→ Source material:
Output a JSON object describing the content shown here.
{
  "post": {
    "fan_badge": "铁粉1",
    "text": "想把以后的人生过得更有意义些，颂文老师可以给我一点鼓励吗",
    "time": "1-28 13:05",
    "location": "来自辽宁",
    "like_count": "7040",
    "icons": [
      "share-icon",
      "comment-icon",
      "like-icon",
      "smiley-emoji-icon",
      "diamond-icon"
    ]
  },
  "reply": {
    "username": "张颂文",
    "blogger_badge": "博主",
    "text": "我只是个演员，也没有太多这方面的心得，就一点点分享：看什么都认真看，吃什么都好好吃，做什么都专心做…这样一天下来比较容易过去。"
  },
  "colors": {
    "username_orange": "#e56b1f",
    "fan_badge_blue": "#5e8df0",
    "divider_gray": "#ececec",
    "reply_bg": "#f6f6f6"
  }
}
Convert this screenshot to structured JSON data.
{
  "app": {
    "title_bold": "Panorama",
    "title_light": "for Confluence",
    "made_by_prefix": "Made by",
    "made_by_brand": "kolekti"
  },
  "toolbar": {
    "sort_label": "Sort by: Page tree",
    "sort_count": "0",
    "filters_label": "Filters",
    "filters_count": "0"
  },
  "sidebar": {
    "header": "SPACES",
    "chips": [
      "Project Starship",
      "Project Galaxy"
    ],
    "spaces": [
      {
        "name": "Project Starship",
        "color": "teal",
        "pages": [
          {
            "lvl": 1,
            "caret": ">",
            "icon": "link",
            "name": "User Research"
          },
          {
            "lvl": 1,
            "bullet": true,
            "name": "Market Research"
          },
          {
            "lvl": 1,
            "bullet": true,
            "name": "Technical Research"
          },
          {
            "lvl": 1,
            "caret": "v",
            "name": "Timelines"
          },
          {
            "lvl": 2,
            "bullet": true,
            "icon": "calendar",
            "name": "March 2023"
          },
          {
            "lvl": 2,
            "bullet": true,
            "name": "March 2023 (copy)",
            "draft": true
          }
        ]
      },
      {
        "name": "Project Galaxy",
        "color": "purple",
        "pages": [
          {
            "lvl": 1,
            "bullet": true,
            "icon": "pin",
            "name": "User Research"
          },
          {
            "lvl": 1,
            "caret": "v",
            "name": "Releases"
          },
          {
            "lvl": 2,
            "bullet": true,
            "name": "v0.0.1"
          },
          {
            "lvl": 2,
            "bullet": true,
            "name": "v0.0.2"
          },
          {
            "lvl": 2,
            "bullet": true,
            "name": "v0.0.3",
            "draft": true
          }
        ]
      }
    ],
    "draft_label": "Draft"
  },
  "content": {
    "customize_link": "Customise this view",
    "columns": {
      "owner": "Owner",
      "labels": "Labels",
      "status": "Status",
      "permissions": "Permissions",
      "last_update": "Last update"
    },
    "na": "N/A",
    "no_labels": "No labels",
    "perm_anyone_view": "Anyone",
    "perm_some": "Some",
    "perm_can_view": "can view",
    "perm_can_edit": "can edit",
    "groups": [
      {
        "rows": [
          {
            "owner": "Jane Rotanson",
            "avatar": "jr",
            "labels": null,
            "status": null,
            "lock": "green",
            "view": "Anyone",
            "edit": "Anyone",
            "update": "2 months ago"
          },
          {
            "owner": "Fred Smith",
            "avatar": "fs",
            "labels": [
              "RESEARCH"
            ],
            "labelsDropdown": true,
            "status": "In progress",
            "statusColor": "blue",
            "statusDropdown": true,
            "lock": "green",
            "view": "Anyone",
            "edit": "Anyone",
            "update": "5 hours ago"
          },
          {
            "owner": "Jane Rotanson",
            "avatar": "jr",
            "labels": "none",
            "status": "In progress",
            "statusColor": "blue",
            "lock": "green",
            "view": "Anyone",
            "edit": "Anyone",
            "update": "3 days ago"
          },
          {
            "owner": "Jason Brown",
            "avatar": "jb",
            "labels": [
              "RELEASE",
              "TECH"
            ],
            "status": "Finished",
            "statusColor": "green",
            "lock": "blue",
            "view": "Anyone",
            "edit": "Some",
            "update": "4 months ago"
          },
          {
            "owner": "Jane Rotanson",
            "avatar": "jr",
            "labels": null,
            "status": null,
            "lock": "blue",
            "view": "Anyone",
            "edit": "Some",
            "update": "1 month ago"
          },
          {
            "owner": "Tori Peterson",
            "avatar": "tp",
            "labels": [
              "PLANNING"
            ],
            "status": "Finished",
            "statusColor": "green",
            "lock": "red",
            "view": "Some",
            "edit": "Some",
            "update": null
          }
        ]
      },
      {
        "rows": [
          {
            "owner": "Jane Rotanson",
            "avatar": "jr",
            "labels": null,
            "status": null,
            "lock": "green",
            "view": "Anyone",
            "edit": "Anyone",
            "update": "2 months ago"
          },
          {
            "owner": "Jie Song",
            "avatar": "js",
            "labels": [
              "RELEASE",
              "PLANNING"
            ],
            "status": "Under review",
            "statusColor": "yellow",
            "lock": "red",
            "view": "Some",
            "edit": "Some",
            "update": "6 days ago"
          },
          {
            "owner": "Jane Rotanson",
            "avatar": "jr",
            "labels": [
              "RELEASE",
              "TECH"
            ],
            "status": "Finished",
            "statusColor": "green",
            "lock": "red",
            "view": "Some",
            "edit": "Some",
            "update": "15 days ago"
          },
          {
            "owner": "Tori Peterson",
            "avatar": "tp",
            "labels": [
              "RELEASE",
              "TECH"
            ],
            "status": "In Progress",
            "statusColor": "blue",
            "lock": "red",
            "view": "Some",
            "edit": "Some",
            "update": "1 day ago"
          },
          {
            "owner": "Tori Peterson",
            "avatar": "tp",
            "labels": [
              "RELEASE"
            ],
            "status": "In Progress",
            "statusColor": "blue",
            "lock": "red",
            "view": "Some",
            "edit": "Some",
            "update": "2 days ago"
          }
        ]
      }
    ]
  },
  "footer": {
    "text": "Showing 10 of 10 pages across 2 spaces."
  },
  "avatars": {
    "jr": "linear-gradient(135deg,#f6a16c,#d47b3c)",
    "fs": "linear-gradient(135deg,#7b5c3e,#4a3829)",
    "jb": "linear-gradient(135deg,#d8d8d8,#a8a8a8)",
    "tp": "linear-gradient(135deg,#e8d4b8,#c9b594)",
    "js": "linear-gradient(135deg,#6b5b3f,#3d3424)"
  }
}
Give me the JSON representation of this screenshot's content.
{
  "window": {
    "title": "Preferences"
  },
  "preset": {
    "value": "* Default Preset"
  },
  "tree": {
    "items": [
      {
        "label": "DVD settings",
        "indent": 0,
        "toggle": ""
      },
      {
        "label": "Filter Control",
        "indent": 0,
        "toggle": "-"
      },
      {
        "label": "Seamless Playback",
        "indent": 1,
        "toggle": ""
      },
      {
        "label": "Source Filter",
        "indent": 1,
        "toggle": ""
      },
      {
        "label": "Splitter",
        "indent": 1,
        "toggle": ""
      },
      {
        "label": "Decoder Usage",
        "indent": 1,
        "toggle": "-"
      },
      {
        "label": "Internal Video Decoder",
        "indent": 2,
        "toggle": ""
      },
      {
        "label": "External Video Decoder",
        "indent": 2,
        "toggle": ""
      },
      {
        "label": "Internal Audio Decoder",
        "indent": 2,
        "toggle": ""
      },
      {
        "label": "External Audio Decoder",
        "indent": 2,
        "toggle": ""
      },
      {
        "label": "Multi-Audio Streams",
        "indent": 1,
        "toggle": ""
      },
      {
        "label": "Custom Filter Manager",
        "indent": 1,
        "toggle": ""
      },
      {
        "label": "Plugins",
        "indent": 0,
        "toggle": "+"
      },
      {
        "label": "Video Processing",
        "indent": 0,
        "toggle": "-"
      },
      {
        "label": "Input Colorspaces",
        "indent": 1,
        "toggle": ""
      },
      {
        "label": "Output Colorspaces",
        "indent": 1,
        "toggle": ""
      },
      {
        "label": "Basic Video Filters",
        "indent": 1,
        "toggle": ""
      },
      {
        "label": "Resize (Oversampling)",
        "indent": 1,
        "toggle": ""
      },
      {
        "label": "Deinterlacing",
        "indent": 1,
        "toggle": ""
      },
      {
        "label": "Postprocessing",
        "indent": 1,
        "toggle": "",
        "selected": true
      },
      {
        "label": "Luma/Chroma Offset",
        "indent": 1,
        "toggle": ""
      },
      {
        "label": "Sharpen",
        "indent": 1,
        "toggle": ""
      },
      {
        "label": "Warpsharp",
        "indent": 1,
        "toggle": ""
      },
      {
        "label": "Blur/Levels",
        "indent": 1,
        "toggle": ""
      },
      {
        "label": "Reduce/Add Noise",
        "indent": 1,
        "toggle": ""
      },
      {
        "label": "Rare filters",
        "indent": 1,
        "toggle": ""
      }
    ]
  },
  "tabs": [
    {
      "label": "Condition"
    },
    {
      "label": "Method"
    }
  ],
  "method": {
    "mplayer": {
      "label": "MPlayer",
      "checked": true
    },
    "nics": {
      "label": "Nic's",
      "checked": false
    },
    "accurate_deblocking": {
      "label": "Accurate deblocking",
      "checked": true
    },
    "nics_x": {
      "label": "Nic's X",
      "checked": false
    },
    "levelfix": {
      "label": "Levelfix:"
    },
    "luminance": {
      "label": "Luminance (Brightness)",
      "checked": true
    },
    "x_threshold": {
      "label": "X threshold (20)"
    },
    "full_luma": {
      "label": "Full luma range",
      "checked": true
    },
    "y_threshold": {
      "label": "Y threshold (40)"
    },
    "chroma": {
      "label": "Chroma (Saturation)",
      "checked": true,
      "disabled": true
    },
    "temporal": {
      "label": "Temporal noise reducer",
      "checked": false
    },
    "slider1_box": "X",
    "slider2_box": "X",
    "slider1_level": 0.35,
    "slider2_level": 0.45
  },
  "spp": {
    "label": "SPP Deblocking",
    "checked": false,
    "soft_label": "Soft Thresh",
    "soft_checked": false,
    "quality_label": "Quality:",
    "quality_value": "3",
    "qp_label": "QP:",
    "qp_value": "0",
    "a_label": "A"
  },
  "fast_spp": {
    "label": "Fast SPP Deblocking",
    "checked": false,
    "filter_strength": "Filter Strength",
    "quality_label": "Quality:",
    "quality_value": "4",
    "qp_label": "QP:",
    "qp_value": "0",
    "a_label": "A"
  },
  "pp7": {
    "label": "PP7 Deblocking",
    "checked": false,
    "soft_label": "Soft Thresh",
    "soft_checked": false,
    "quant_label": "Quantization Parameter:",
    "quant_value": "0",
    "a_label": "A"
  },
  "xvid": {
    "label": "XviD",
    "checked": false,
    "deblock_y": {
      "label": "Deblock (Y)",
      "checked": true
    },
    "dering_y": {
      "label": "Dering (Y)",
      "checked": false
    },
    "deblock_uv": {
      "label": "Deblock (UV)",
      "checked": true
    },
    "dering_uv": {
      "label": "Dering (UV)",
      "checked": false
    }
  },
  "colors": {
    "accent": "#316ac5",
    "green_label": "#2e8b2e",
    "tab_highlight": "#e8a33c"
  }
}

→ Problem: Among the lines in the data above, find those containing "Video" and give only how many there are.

→ Task result: 4